Maintaining a Long-Burning Fire

It is important to maintain the fire in order to maximize its longevity and heat output. Keep an eye on the size of your flames; if they become too large then use smaller pieces of wood or add more fuel at regular intervals to maintain an even flame size. Also, make sure that there is sufficient airflow within your fireplace or stove by keeping its vents open or adjusting its damper accordingly; poor airflow will often result in flames going out prematurely.

Purchasing Firewood

When purchasing firewood, one of the most common mistakes people make is buying wood that is too wet. This can be difficult to determine, as wet wood may not appear to be much different from dry wood until it is burned. Wet wood does not produce as much heat and produces more smoke than dry wood, so it’s important to purchase seasoned firewood when possible. It’s also important to purchase the right amount of firewood for your needs. Buying too much can be a waste of money and may leave you with more than you need.

Storing Firewood

When storing firewood, it’s important to keep it covered and off the ground. Storing firewood on the ground can cause it to absorb moisture from the soil, which will make it harder to burn. It’s also important to store your firewood away from your home or other combustible materials in case of a spark or ember that could ignite them. Finally, store your firewood in an area that is sheltered from rain and snow so that it will stay dry and ready for burning.

Factors Affecting the Quality of Longest Burning Firewood

The quality of firewood is one of the most important factors when it comes to having a long-burning fire. Different types of wood have different burn times, and the quality of the firewood can determine how long it will burn. Here are some factors that affect the quality of longest burning firewood:
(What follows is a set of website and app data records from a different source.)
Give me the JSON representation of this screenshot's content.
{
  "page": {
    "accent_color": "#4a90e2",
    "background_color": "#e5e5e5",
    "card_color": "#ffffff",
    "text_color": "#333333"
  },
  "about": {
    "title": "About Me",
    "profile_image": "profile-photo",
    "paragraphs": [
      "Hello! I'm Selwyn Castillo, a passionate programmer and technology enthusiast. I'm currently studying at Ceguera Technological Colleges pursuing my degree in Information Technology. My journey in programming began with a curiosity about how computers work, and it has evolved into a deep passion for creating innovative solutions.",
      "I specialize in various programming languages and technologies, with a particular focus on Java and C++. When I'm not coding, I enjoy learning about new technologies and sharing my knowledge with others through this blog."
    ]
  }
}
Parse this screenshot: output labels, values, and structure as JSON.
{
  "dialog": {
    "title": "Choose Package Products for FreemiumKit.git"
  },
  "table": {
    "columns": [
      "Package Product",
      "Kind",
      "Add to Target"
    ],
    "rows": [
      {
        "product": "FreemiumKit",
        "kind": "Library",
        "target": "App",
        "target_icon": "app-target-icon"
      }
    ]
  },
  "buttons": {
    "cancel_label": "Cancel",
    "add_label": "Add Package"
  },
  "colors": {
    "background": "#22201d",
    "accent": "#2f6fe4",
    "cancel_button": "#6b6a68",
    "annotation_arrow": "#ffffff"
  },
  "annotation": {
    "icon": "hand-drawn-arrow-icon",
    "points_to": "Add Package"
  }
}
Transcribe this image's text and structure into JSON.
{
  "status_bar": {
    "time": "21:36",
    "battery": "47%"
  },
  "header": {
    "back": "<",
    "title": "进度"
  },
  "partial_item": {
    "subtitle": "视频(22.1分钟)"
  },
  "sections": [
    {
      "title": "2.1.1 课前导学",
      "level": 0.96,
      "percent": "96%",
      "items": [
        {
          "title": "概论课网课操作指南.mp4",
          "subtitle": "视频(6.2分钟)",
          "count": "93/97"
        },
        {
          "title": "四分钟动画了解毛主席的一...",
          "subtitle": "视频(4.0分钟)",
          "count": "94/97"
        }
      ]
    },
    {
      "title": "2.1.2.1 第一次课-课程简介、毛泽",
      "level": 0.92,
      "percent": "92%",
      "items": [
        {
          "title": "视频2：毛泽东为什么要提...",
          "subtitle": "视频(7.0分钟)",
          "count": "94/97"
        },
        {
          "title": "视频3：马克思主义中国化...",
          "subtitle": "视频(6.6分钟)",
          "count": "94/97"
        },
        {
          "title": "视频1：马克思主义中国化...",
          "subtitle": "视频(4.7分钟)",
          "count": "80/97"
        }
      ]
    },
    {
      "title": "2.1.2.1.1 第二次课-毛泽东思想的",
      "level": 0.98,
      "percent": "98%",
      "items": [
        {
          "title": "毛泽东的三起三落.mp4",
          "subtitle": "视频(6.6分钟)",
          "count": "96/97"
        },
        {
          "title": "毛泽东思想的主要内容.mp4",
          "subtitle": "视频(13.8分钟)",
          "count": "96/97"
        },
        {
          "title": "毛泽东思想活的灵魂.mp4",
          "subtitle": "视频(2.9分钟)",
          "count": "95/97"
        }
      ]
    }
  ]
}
Type of Wood

The type of wood used is one of the most important factors in determining how long a fire will last. Hardwoods such as oak and hickory will burn much longer than softer woods like pine or poplar. The denser the wood, the longer it will burn.

Moisture Content

Another important factor is moisture content. Firewood that has too much moisture can actually put out a fire due to all of the steam that is produced. It is best to use dry, well-seasoned wood that has had time to air-dry before burning.


The size of the wood pieces also affects how long they will burn. Larger pieces will burn for a longer period of time than smaller pieces since they contain more energy per piece. It is best to use larger pieces for longer lasting fires.


Finally, airflow is an important factor when it comes to having a long-burning fire. If there isn’t enough air flowing through the fire, then oxygen won’t be able to reach all of the wood and it won’t burn as efficiently or as long as it should.


The longest burning firewood comes down to a combination of factors. Hardwoods are denser and heavier than softwoods, meaning they take longer to burn and produce more heat. Hardwoods also have lower moisture content, which makes them more efficient in producing heat. The best hardwood firewood for long burns is oak and other types of hardwoods with similar properties.

Firewood should be seasoned for at least six months before use, as this will reduce its moisture content and make it easier to light and burn. Firewood should also be stored in a dry area so that it doesn’t absorb any additional moisture. Finally, proper maintenance of the fireplace or wood-burning stove can help ensure the firewood is burned efficiently and produces as much heat as possible.

In conclusion, oak is the best choice for a long-burning firewood, but other types of hardwoods with similar properties can also work well. Firewood must be properly seasoned and stored in order to burn correctly, and regular maintenance of the fireplace or stove is essential for efficient burning. With these tips in mind, you can choose the perfect firewood for your needs and enjoy long-lasting fires throughout the cold months.